Barkley Sound is located on Vancouver Island's rugged west coast and is typically accessible by trawlers and large sailboats who can safely cross the Strait of Juan de Fuca and brave the sea condition of the Pacific Ocean. But it is also accessible by trailering across Vancouver Island, over Alberni Summit, and launching at the inland seaport of Port Alberni. Then, Barkley Sound is about 30 miles down the Alberni Inlet, a fjord like body of water with steep mountains, depths in the triple digits, and splendid scenery.
But it all begins with a ferry ride From Tsawwassen at Duke Point that crosses the Strait of Georgia in two hours and lands at Nanaimo. The cost is not cheap, about $250, one-way for a 52 foot long truck and trailer combination. But there is no other way if you want to boat in the wilderness at Barkley Sound. The highway to Port Alberni is wonderful but the last mile to the summit is an 8% grade then the next 10 miles to the water's edge is a consistent 6% grade that can be hard on the trailer's brakes.
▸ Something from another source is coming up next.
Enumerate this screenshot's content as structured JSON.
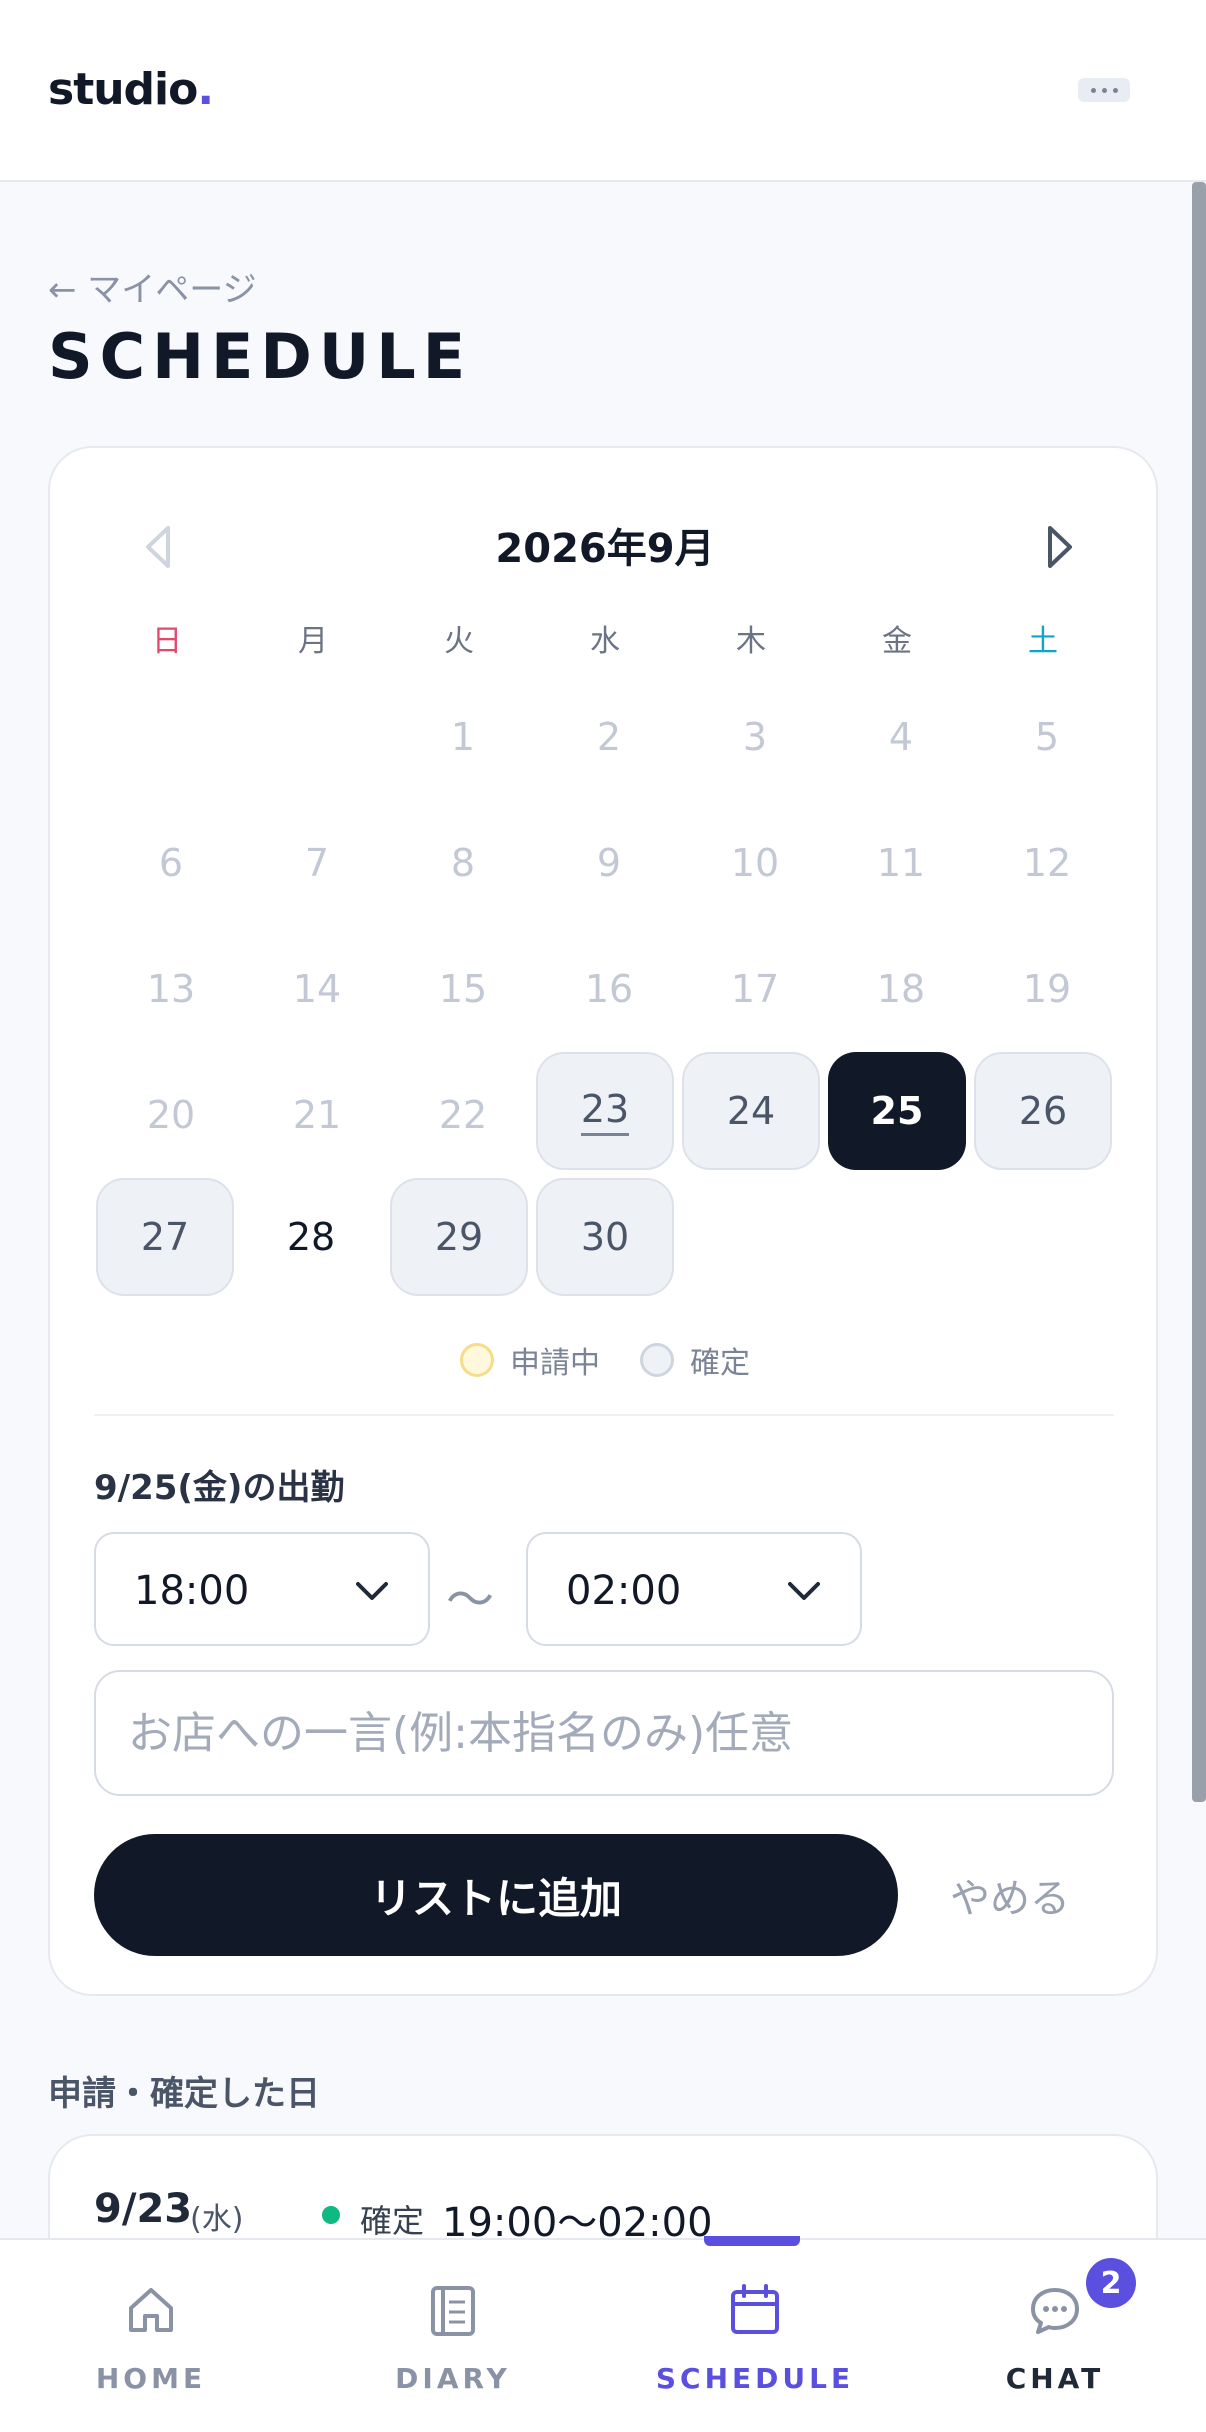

We would not trailer to Tofino because their are sections of Highway 4 that are 18% grade on tight turns and there are portions of the highway that are too narrow where it was blasted into the side of a mountain.
Barkley Sound is roughly rectangular in shape, about 12 miles long and 10 miles wide, with the Broken Group Islands occupying the center of the sound. These islands are part of the Pacific Rim National Park and provide a host of safe anchorages and opportunities to explore. There are two main communities, Bamfield is near the southwest corner of the Sound and Ucluelet is on the northwest corner. Known as "U-Kee" harbor by the locals, the later is larger, has a host of services and is accessible by a paved road.
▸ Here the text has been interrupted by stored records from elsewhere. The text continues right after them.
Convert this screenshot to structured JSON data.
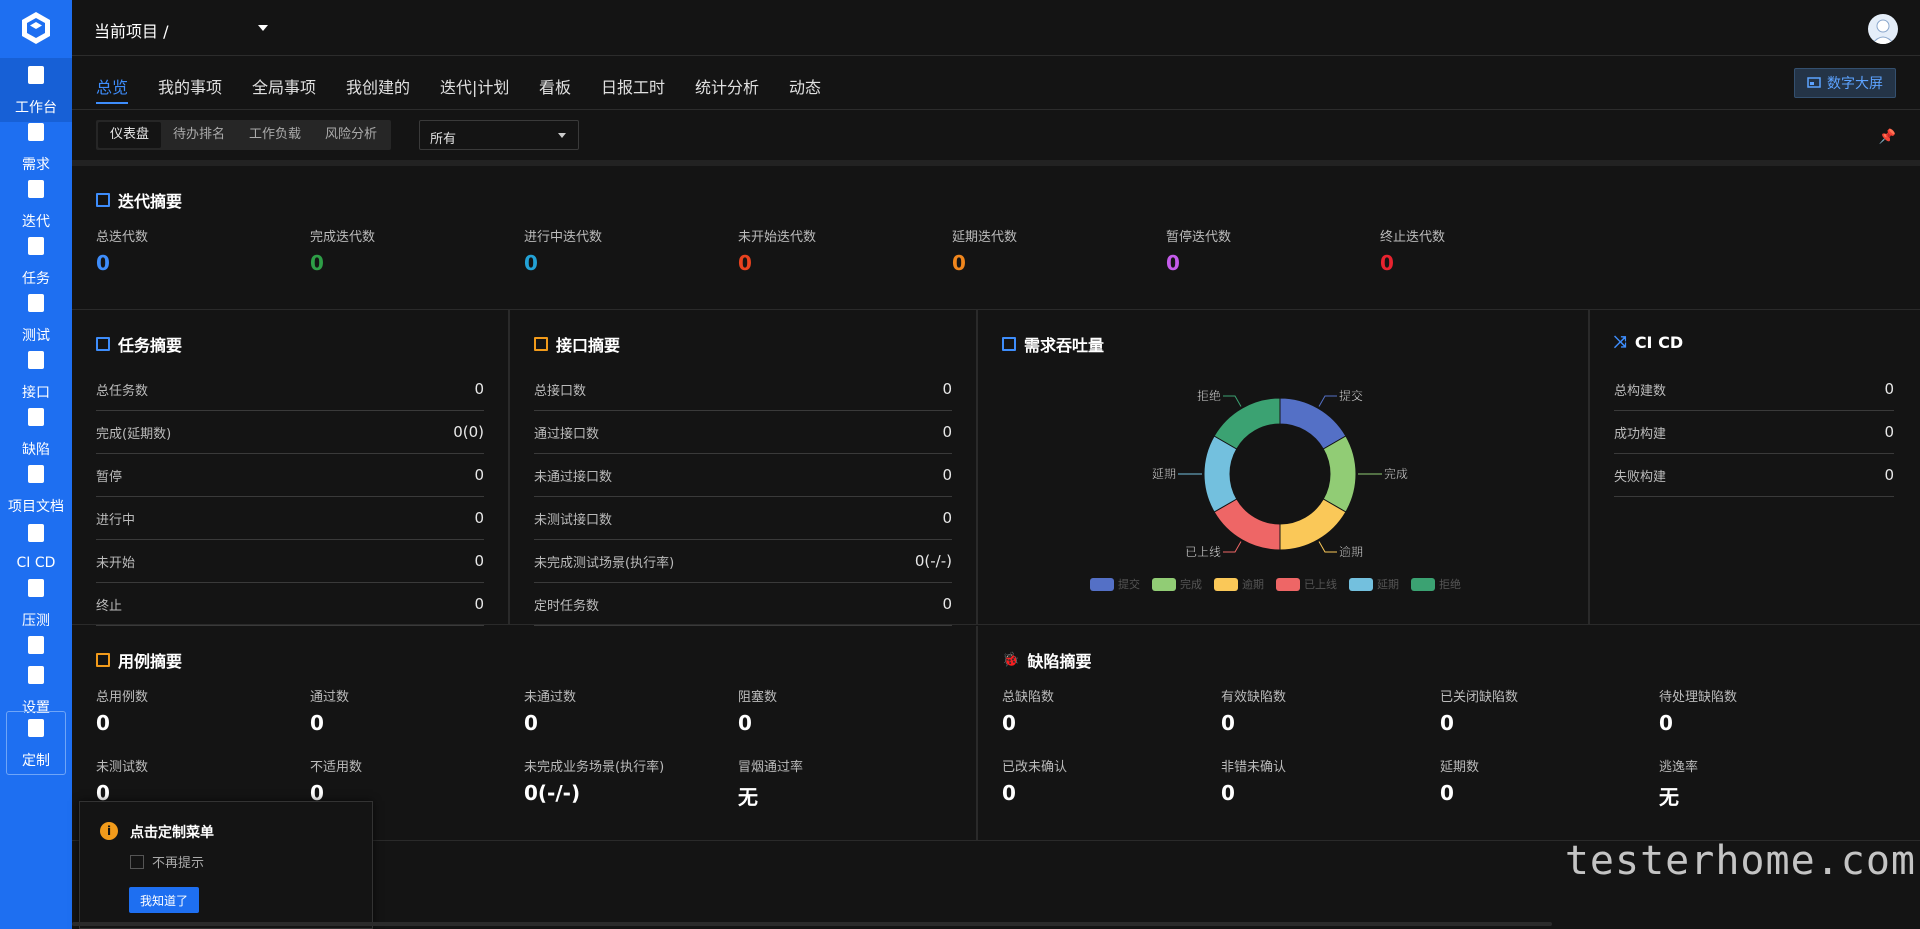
{
  "sidebar": {
    "items": [
      {
        "label": "工作台",
        "icon": "monitor-icon"
      },
      {
        "label": "需求",
        "icon": "document-icon"
      },
      {
        "label": "迭代",
        "icon": "stack-icon"
      },
      {
        "label": "任务",
        "icon": "clipboard-icon"
      },
      {
        "label": "测试",
        "icon": "flask-icon"
      },
      {
        "label": "接口",
        "icon": "api-icon"
      },
      {
        "label": "缺陷",
        "icon": "bug-icon"
      },
      {
        "label": "项目文档",
        "icon": "book-icon"
      },
      {
        "label": "CI CD",
        "icon": "cicd-icon"
      },
      {
        "label": "压测",
        "icon": "gauge-icon"
      },
      {
        "label": "",
        "icon": "file-edit-icon"
      },
      {
        "label": "设置",
        "icon": "gear-icon"
      },
      {
        "label": "定制",
        "icon": "grid-icon"
      }
    ]
  },
  "header": {
    "project_label": "当前项目 /"
  },
  "tabs": [
    "总览",
    "我的事项",
    "全局事项",
    "我创建的",
    "迭代|计划",
    "看板",
    "日报工时",
    "统计分析",
    "动态"
  ],
  "bigscreen_label": "数字大屏",
  "subtabs": [
    "仪表盘",
    "待办排名",
    "工作负载",
    "风险分析"
  ],
  "filter": {
    "selected": "所有"
  },
  "iteration": {
    "title": "迭代摘要",
    "stats": [
      {
        "label": "总迭代数",
        "value": "0",
        "color": "#3e8dfb"
      },
      {
        "label": "完成迭代数",
        "value": "0",
        "color": "#2e9e47"
      },
      {
        "label": "进行中迭代数",
        "value": "0",
        "color": "#23a2d6"
      },
      {
        "label": "未开始迭代数",
        "value": "0",
        "color": "#e8421f"
      },
      {
        "label": "延期迭代数",
        "value": "0",
        "color": "#f0861d"
      },
      {
        "label": "暂停迭代数",
        "value": "0",
        "color": "#c45bea"
      },
      {
        "label": "终止迭代数",
        "value": "0",
        "color": "#e8232f"
      }
    ]
  },
  "task": {
    "title": "任务摘要",
    "rows": [
      {
        "label": "总任务数",
        "value": "0"
      },
      {
        "label": "完成(延期数)",
        "value": "0(0)"
      },
      {
        "label": "暂停",
        "value": "0"
      },
      {
        "label": "进行中",
        "value": "0"
      },
      {
        "label": "未开始",
        "value": "0"
      },
      {
        "label": "终止",
        "value": "0"
      }
    ]
  },
  "api": {
    "title": "接口摘要",
    "rows": [
      {
        "label": "总接口数",
        "value": "0"
      },
      {
        "label": "通过接口数",
        "value": "0"
      },
      {
        "label": "未通过接口数",
        "value": "0"
      },
      {
        "label": "未测试接口数",
        "value": "0"
      },
      {
        "label": "未完成测试场景(执行率)",
        "value": "0(-/-)"
      },
      {
        "label": "定时任务数",
        "value": "0"
      }
    ]
  },
  "demand": {
    "title": "需求吞吐量"
  },
  "chart_data": {
    "type": "pie",
    "title": "需求吞吐量",
    "categories": [
      "提交",
      "完成",
      "逾期",
      "已上线",
      "延期",
      "拒绝"
    ],
    "values": [
      1,
      1,
      1,
      1,
      1,
      1
    ],
    "colors": [
      "#5470c6",
      "#91cc75",
      "#fac858",
      "#ee6666",
      "#73c0de",
      "#3ba272"
    ],
    "legend_position": "bottom"
  },
  "cicd": {
    "title": "CI CD",
    "rows": [
      {
        "label": "总构建数",
        "value": "0"
      },
      {
        "label": "成功构建",
        "value": "0"
      },
      {
        "label": "失败构建",
        "value": "0"
      }
    ]
  },
  "cases": {
    "title": "用例摘要",
    "stats": [
      {
        "label": "总用例数",
        "value": "0"
      },
      {
        "label": "通过数",
        "value": "0"
      },
      {
        "label": "未通过数",
        "value": "0"
      },
      {
        "label": "阻塞数",
        "value": "0"
      },
      {
        "label": "未测试数",
        "value": "0"
      },
      {
        "label": "不适用数",
        "value": "0"
      },
      {
        "label": "未完成业务场景(执行率)",
        "value": "0(-/-)"
      },
      {
        "label": "冒烟通过率",
        "value": "无"
      }
    ]
  },
  "defects": {
    "title": "缺陷摘要",
    "stats": [
      {
        "label": "总缺陷数",
        "value": "0"
      },
      {
        "label": "有效缺陷数",
        "value": "0"
      },
      {
        "label": "已关闭缺陷数",
        "value": "0"
      },
      {
        "label": "待处理缺陷数",
        "value": "0"
      },
      {
        "label": "已改未确认",
        "value": "0"
      },
      {
        "label": "非错未确认",
        "value": "0"
      },
      {
        "label": "延期数",
        "value": "0"
      },
      {
        "label": "逃逸率",
        "value": "无"
      }
    ]
  },
  "popover": {
    "title": "点击定制菜单",
    "checkbox_label": "不再提示",
    "button": "我知道了"
  },
  "watermark": "testerhome.com"
}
World-Class Scuba Diving and Legendary Fishing
This area is abundant with sea life and the scuba diving is world-class because of the diversity of life and the of the water. But this is cold water diving and the dive sites often require a live boat that drop off and pick up divers. Therefore, diving with a professional service is best. We had an incredible experience with Rendezvous Dive Adventures and this is their website. We loved Peter and Kathy and their retreat-like facility in this wilderness.
In the summer time, millions of Sockeye Salmon return from the ocean and in late August the Chinooks or "Springs" as the locals call them, are sought. Halibut fishing is also amazing.
Read our blog of this boating adventure for more details.